— RECORDS SUPPLIED —
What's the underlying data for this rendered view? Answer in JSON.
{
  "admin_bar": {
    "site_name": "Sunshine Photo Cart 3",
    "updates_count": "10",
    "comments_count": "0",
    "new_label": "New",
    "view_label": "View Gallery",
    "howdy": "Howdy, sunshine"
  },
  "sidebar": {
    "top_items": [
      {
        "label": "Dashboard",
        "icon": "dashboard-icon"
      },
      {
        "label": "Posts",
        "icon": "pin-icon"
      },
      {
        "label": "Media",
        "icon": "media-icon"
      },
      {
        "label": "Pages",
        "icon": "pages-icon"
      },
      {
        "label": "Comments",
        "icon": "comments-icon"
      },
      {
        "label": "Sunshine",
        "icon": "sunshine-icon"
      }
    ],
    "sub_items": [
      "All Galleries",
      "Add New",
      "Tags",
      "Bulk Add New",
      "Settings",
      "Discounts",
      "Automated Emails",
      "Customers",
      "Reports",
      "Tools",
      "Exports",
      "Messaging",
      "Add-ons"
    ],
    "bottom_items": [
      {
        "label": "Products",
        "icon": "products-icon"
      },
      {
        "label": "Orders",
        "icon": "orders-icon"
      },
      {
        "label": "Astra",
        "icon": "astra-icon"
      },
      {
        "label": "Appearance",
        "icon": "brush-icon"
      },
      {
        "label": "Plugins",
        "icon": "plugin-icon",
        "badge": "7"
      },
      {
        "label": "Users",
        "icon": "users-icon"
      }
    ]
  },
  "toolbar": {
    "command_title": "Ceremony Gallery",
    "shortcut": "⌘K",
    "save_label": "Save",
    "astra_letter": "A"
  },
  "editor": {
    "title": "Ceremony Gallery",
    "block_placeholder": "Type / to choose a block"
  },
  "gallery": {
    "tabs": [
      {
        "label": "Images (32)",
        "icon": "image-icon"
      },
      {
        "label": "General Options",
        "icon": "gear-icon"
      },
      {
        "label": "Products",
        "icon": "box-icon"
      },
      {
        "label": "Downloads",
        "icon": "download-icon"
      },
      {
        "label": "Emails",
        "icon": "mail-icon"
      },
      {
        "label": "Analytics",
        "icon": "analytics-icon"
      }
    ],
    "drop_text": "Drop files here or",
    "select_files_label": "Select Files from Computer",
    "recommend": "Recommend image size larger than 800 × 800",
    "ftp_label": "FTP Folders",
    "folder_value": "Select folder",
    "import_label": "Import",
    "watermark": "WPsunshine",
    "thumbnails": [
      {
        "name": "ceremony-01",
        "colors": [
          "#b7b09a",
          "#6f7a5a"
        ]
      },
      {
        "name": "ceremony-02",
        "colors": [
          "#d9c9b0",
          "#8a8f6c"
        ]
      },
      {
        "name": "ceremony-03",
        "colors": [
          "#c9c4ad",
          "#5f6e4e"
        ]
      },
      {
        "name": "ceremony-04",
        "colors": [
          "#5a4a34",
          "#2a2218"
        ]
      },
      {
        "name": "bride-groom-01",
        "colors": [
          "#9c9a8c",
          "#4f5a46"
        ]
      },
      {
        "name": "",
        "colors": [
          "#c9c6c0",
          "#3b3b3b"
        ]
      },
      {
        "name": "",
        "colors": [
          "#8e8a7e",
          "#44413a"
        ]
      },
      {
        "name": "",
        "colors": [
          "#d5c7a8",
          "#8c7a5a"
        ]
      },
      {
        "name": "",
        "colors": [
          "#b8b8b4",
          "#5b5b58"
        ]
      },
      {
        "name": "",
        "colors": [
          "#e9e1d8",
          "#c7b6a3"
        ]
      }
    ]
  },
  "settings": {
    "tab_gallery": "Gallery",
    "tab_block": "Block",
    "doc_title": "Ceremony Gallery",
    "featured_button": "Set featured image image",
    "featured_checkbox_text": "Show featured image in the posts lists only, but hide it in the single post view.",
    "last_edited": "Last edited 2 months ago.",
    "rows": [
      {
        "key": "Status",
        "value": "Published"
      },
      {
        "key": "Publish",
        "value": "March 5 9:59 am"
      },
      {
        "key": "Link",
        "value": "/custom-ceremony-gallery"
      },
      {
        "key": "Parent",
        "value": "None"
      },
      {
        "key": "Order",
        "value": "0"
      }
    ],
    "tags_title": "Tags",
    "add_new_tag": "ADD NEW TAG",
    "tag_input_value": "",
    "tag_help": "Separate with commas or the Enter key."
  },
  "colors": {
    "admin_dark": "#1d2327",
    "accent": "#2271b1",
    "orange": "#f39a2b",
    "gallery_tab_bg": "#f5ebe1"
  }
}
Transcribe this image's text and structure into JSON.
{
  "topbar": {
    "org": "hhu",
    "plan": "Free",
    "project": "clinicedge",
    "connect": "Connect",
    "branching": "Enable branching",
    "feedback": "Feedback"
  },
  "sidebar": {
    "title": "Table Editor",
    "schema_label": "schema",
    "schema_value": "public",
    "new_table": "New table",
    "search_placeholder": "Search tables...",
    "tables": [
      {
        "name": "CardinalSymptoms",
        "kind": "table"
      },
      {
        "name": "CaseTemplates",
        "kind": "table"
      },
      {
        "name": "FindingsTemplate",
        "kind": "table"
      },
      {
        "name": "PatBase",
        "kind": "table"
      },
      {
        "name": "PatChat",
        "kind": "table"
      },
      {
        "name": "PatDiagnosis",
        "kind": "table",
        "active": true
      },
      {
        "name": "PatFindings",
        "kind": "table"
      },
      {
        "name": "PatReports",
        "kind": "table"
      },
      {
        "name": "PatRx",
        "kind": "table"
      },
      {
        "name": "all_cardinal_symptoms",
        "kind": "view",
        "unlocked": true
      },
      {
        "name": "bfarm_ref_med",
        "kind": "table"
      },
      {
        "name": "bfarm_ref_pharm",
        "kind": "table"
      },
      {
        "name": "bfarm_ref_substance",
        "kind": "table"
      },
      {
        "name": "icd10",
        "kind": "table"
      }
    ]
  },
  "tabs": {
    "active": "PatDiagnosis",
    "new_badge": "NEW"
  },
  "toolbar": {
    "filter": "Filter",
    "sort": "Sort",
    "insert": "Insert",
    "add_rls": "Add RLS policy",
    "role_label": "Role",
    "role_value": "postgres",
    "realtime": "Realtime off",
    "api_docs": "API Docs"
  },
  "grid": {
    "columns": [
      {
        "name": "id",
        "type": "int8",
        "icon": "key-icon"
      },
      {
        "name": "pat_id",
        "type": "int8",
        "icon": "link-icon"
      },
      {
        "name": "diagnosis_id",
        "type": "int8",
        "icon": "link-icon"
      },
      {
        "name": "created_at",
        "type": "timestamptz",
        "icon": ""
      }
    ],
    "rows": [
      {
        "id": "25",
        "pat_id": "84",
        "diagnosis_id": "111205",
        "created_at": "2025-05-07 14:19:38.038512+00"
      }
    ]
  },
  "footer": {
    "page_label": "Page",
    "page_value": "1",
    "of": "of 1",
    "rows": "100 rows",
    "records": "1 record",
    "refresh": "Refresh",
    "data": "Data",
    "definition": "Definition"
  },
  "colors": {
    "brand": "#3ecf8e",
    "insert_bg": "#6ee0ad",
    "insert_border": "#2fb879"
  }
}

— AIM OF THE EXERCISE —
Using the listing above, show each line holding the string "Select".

— EXERCISE OUTPUT —
    "select_files_label": "Select Files from Computer",
    "folder_value": "Select folder",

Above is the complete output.